“Growing up in Argentina, I always saw poverty as a problem without a solution, a puzzle with no answer. I viewed poverty as something common, as if it was chosen by people to live under those circumstances, which in the case of my native country, it consisted of living under a tin roof, with no accessibility to filtered water, and living with just $1 a day. As I started to grow up, questions started to pop in my head. I would always ask myself: “What have I done in this life to deserve the things that I have?” and “What have others (those who live in poverty) done to live under such dramatic circumstances?” As Argentina suffered one of its biggest depressions in 2001, my family and I were forced to move outside of the country to seek new opportunities. Even though I moved away from my country, I still felt inside of me a need to help others. The question that kept on popping inside my head was: “What can I do thousand of miles away to help my country overcome this situation?”

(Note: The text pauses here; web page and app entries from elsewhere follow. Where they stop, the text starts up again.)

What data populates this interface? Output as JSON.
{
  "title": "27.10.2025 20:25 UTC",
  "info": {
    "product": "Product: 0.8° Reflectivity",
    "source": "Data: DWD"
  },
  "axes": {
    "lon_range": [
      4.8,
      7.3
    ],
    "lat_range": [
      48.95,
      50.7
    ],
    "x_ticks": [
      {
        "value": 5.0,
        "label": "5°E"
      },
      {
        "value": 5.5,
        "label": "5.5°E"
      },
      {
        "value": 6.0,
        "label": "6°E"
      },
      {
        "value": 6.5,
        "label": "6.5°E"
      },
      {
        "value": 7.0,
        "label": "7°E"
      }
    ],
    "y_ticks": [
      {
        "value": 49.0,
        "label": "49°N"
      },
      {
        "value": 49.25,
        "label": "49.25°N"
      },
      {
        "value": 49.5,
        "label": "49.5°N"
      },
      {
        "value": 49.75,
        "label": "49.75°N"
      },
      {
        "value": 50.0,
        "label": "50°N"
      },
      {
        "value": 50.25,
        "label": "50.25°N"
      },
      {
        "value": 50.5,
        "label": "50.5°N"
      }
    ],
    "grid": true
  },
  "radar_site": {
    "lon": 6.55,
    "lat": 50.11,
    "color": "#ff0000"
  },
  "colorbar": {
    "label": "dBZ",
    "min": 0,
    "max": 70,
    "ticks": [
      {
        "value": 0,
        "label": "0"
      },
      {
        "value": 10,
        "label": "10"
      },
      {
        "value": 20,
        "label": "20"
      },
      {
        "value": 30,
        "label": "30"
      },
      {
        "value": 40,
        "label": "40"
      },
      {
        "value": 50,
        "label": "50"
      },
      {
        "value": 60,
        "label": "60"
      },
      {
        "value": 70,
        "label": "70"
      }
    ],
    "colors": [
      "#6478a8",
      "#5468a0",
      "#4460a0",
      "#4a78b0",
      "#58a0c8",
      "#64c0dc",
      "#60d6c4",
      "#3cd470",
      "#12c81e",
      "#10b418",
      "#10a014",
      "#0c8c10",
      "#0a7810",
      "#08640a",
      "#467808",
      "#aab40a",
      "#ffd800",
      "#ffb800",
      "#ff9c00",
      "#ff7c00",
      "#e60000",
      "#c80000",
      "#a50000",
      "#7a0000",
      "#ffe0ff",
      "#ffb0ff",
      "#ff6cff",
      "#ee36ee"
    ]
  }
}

The answer to this question came fast. I found about TECHO-U.S. on January 2013. At the moment, TECHO-U.S. was recruiting volunteers for their next trip to Medellin, Colombia. The common goal of TECHO-U.S. was to be able to raise $30,000.00 in order to help build more than 15 transitional houses in Medellin. As I joined TECHO-U.S., I knew right way that I had made the right decision. Workers and volunteers at TECHO-U.S. were extremely involved and proactive to making this trip happen, to help overcome this situation of poverty in South America. They put me up to date on what was happening, what kind of fundraisers they had mind in order to raise money, and gave me a great explanation of how TECHO started and what their objective as a nonprofit organization was. One thing was clear at the moment: TECHO is not a nonprofit organization that just builds houses in slums, which is the common mistaken perception about TECHO. Instead, TECHO builds houses just as an excuse to get in touch with the neighborhood. The first step for any human being is to be able to live under a shelter with food and water. TECHO in addition to building houses, works with the community to overcome any problem that may arise, such as building a new school or re-building the streets.
After four months of hard work, organizing fundraisers, and coordinating activities with 50 other volunteers, we (volunteers and TECHO staff), were able to raise the necessary funds to go to Medellin, Colombia. As I arrived to Medellin on Friday, June 6th along with 50 other U.S. volunteers, things really started to impact me on a positive way. I was immediately introduced to local Colombian TECHO volunteers. These volunteers gave us a warm welcome and a brief explanation of what we were going to be doing in the next couple of days. On Saturday, June 7th, we woke up at 5:00 AM and headed up to the slums in Medellin. Here, we were quickly introduced to each of the families. In my case, it consisted of a single mom, who was working at the time as a maid, making only $5 a day. Maria told us about her past, how she was not fortunate enough to finish middle school, due that she had to start selling arepas in order to be able to pay for her brothers’ school tuition. As I was deeply touched by Maria’s story, the volunteers, Maria and I started to build this transitional house. On the first day, it took us (7 volunteers) about 12 hours to set the foundations and beams. Even though this day was tough and involved great physical work, I was deeply shocked with Maria’s story. It was hard for me to understand how she was living under such conditions and still had a positive attitude to see things in a positive way, and how she always kept faith on how things were going to get better.
On Sunday, the volunteers and I woke up at the same time, due to the fact that we had a long day ahead of us. This day consisted of putting up all the walls, windows, door and tin roof. Even though in my case I was physically exhausted, the joy and excitement of knowing that I was changing and hopefully helping build a new future for a family, gave me the strength to keep on working hard. With the help of Maria and her two young daughters, we were able to put up the walls and doors in about 8 hours. Our biggest challenge was still ahead of us; putting the roof was definitely challenging. Here, we had to make sure no sun was going inside the house, to prevent the house from having water leaks. Finally, at 9:00 PM on Sunday we were done with the house. As each of the volunteers said goodbye to Maria and her two daughters, each of us had the opportunity to tell Maria and her family how each of us hoped this new house would bring a bright new future for them. In my case, I thanked Maria and her family for letting me be a part of this moment of their life. Also, I thanked Maria for showing me a different reality. Maria taught me a unique lesson: to never give up and to always try to look at the bright side of things.”
Joaquin Corvalan, TECHO-U.S. volunteer from Argentina currently living in Miami.